_What you have to do_. Would you write out every entry exactly, but without the pictures?

** Data under study follows **

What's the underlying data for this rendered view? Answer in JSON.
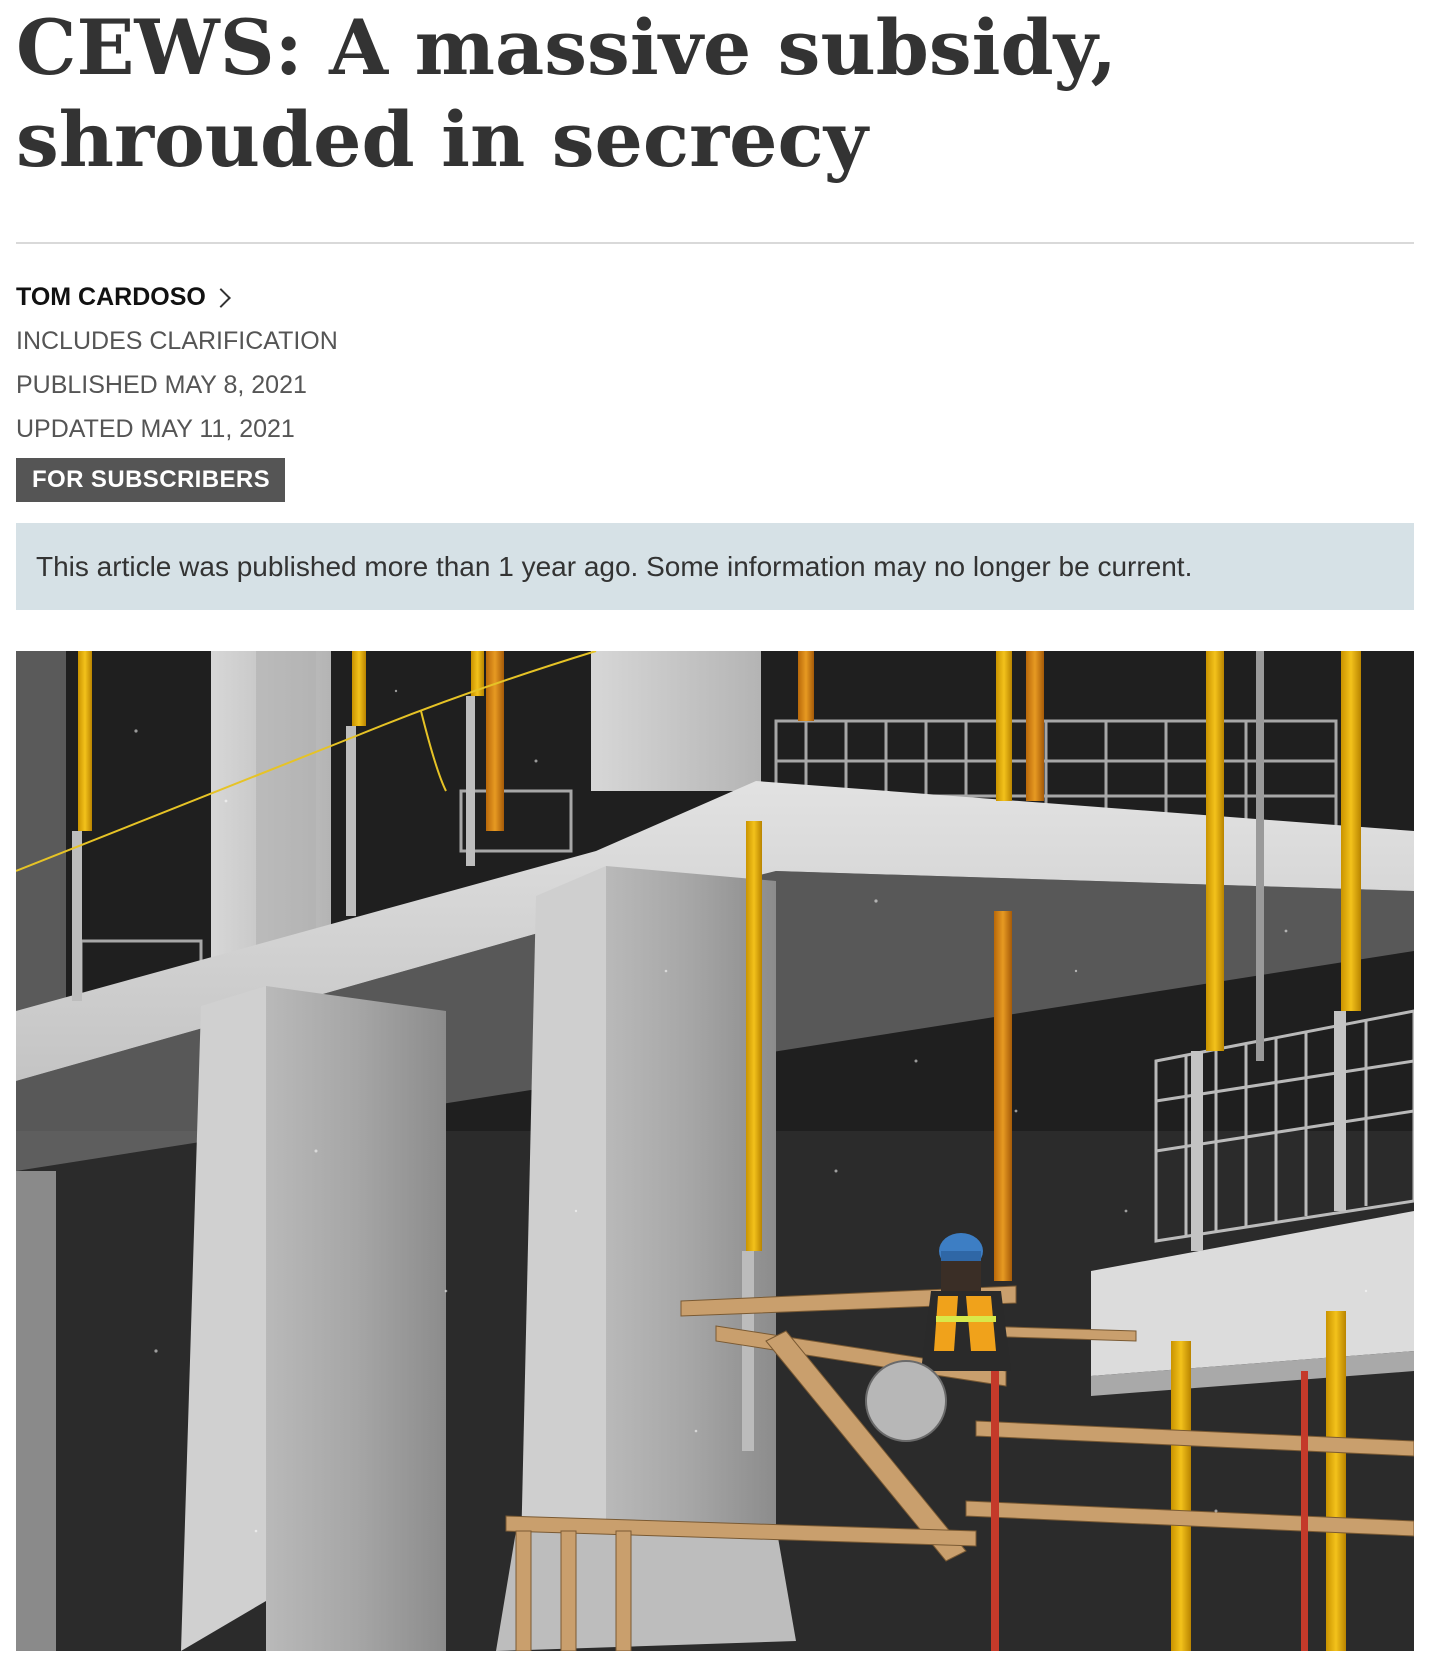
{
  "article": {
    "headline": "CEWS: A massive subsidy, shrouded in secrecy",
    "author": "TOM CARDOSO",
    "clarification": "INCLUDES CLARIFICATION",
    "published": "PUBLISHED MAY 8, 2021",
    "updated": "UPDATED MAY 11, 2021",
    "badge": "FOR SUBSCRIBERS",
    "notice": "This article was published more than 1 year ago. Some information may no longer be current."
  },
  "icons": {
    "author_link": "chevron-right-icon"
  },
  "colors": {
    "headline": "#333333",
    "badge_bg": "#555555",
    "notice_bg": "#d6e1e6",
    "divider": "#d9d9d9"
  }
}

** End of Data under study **

_Reply_.
What's the underlying data for this rendered view? Answer in JSON.
{
  "article": {
    "headline": "CEWS: A massive subsidy, shrouded in secrecy",
    "author": "TOM CARDOSO",
    "clarification": "INCLUDES CLARIFICATION",
    "published": "PUBLISHED MAY 8, 2021",
    "updated": "UPDATED MAY 11, 2021",
    "badge": "FOR SUBSCRIBERS",
    "notice": "This article was published more than 1 year ago. Some information may no longer be current."
  },
  "icons": {
    "author_link": "chevron-right-icon"
  },
  "colors": {
    "headline": "#333333",
    "badge_bg": "#555555",
    "notice_bg": "#d6e1e6",
    "divider": "#d9d9d9"
  }
}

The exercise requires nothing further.